> _INSTRUCTIONS TO FOLLOW_
Check each line of the records below for the string "JSON", then state how many lines contain it, with no other output.

· · · ·

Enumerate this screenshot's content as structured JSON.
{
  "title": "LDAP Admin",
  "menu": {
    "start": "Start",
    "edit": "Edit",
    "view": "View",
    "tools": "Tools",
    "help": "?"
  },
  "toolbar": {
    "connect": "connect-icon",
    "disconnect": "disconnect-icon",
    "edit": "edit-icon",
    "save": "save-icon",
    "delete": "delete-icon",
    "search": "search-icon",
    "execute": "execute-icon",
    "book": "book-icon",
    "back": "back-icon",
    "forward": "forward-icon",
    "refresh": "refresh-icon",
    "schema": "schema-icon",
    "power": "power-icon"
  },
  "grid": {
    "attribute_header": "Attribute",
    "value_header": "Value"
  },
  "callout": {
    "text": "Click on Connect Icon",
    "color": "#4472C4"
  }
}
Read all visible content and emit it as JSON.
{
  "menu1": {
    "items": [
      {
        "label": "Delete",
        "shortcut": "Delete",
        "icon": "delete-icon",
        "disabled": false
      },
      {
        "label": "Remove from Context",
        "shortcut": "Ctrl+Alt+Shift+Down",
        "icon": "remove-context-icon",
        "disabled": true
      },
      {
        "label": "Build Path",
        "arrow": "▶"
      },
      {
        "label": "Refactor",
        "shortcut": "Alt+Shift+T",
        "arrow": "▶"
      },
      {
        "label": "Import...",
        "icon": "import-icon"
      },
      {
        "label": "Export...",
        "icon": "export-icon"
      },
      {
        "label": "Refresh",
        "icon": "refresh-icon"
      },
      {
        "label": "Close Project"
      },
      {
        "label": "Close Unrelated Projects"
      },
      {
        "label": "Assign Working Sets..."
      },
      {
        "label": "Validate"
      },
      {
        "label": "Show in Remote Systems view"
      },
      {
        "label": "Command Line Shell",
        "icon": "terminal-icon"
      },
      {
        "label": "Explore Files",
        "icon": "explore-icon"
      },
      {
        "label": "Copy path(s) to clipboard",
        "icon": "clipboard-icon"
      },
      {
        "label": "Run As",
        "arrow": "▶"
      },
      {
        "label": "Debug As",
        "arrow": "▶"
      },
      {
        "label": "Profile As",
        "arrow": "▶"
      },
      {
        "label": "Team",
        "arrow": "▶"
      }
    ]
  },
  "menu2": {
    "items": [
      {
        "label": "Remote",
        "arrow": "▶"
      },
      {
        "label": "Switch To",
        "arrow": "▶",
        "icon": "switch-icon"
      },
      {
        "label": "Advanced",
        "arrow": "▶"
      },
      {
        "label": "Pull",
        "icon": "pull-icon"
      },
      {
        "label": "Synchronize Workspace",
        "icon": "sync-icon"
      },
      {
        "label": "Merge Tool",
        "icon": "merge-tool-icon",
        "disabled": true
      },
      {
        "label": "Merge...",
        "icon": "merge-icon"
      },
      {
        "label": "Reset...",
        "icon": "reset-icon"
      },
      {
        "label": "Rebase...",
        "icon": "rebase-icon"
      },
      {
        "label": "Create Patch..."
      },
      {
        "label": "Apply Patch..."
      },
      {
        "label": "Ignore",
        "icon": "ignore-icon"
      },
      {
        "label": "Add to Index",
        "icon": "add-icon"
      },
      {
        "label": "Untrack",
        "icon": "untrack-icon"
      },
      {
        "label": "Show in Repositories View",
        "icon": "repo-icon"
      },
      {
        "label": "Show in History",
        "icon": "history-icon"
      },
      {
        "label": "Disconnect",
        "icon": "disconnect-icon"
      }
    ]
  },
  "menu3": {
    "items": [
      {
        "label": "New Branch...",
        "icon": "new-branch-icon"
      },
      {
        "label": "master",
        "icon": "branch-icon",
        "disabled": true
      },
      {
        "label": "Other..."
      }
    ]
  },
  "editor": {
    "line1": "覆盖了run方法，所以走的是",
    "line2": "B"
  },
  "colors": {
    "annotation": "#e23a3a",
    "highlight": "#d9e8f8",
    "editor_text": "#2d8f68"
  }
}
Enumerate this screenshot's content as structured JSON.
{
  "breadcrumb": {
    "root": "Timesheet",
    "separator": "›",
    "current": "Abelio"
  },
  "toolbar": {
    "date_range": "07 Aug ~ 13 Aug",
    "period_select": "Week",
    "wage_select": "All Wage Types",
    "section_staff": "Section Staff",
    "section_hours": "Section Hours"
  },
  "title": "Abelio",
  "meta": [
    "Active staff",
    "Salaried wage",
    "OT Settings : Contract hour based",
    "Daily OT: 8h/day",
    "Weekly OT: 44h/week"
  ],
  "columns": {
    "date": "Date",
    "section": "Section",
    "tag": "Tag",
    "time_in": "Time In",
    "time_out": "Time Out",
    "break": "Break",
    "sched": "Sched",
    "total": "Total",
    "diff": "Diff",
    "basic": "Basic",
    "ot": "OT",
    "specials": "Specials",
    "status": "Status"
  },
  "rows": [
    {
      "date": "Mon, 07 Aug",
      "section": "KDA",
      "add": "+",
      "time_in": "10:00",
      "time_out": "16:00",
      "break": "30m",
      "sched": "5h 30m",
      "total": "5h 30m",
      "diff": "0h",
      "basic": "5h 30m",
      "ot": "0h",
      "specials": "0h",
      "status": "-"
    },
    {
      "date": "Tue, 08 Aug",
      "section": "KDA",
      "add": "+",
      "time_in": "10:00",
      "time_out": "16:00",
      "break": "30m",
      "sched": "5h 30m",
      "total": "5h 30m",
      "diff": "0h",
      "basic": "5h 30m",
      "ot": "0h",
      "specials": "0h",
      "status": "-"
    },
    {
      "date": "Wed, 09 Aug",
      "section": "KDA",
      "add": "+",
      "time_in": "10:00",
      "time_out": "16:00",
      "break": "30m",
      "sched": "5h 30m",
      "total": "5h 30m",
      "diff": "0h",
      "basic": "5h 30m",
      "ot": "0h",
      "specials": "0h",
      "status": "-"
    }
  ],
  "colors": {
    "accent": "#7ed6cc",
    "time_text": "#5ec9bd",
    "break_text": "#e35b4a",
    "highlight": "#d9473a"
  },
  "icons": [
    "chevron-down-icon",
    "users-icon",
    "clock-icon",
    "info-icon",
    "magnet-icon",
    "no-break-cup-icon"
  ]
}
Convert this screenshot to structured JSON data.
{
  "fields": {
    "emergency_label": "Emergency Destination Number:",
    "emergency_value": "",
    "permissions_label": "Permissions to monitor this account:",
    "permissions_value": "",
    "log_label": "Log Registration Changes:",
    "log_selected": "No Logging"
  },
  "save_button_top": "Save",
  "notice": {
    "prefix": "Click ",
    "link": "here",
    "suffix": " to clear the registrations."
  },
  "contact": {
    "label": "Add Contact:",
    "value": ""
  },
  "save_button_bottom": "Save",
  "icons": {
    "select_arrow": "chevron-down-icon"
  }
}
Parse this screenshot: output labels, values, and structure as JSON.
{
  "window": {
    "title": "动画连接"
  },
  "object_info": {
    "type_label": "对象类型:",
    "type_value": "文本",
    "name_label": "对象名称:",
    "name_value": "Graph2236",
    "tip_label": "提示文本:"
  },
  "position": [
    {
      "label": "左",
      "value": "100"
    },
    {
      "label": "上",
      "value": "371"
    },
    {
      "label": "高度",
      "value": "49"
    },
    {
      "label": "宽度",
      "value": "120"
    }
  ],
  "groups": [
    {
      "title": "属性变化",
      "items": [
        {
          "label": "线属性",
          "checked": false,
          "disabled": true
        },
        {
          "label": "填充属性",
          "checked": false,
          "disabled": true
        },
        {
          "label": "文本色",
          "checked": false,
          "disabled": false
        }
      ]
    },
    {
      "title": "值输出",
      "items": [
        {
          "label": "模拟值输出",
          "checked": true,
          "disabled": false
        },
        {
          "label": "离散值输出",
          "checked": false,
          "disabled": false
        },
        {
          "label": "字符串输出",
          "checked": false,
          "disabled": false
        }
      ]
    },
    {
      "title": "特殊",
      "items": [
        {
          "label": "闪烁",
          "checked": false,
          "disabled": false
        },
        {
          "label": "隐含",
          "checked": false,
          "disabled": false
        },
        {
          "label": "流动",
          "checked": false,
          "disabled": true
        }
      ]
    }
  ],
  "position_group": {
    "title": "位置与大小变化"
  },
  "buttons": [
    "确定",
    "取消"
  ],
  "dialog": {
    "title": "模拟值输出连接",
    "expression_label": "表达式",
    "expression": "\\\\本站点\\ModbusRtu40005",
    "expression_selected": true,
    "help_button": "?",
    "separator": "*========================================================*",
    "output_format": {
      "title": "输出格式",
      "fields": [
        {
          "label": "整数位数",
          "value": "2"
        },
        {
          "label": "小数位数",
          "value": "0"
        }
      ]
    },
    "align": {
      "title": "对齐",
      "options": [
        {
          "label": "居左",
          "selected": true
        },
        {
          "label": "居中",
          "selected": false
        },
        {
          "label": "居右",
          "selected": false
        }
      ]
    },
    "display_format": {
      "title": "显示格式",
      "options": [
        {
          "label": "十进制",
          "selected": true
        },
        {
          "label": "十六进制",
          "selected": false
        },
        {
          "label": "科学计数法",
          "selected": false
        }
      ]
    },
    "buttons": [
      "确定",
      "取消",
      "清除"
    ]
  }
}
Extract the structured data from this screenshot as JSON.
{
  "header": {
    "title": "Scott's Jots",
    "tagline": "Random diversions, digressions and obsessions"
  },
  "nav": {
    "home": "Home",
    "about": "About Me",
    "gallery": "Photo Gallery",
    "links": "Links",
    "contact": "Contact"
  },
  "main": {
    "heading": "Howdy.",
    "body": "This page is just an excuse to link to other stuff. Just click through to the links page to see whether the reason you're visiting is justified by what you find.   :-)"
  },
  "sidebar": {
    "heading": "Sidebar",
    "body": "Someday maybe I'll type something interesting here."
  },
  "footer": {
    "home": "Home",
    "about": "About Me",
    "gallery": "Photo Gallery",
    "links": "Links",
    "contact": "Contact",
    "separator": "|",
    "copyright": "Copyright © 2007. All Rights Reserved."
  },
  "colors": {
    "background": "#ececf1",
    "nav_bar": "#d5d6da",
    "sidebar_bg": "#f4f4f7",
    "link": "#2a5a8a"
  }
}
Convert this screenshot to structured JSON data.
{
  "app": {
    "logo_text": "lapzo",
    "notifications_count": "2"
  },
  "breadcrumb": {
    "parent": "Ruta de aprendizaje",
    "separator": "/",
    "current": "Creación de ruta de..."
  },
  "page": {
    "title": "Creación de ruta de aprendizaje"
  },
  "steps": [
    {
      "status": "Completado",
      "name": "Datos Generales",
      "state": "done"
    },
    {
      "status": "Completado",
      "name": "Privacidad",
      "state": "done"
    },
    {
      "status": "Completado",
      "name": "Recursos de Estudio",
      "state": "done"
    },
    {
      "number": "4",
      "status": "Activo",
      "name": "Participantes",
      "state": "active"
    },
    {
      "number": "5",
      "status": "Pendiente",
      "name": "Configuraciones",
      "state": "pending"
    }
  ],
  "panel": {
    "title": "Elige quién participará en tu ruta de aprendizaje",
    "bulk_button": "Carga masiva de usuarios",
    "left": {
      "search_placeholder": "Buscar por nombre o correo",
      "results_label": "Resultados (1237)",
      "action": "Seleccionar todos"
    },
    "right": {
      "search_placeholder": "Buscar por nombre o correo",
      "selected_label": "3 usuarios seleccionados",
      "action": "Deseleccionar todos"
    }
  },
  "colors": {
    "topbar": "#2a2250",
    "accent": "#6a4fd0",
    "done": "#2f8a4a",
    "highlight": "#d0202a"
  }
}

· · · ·

> _SOLUTION FOR THIS EXERCISE_
7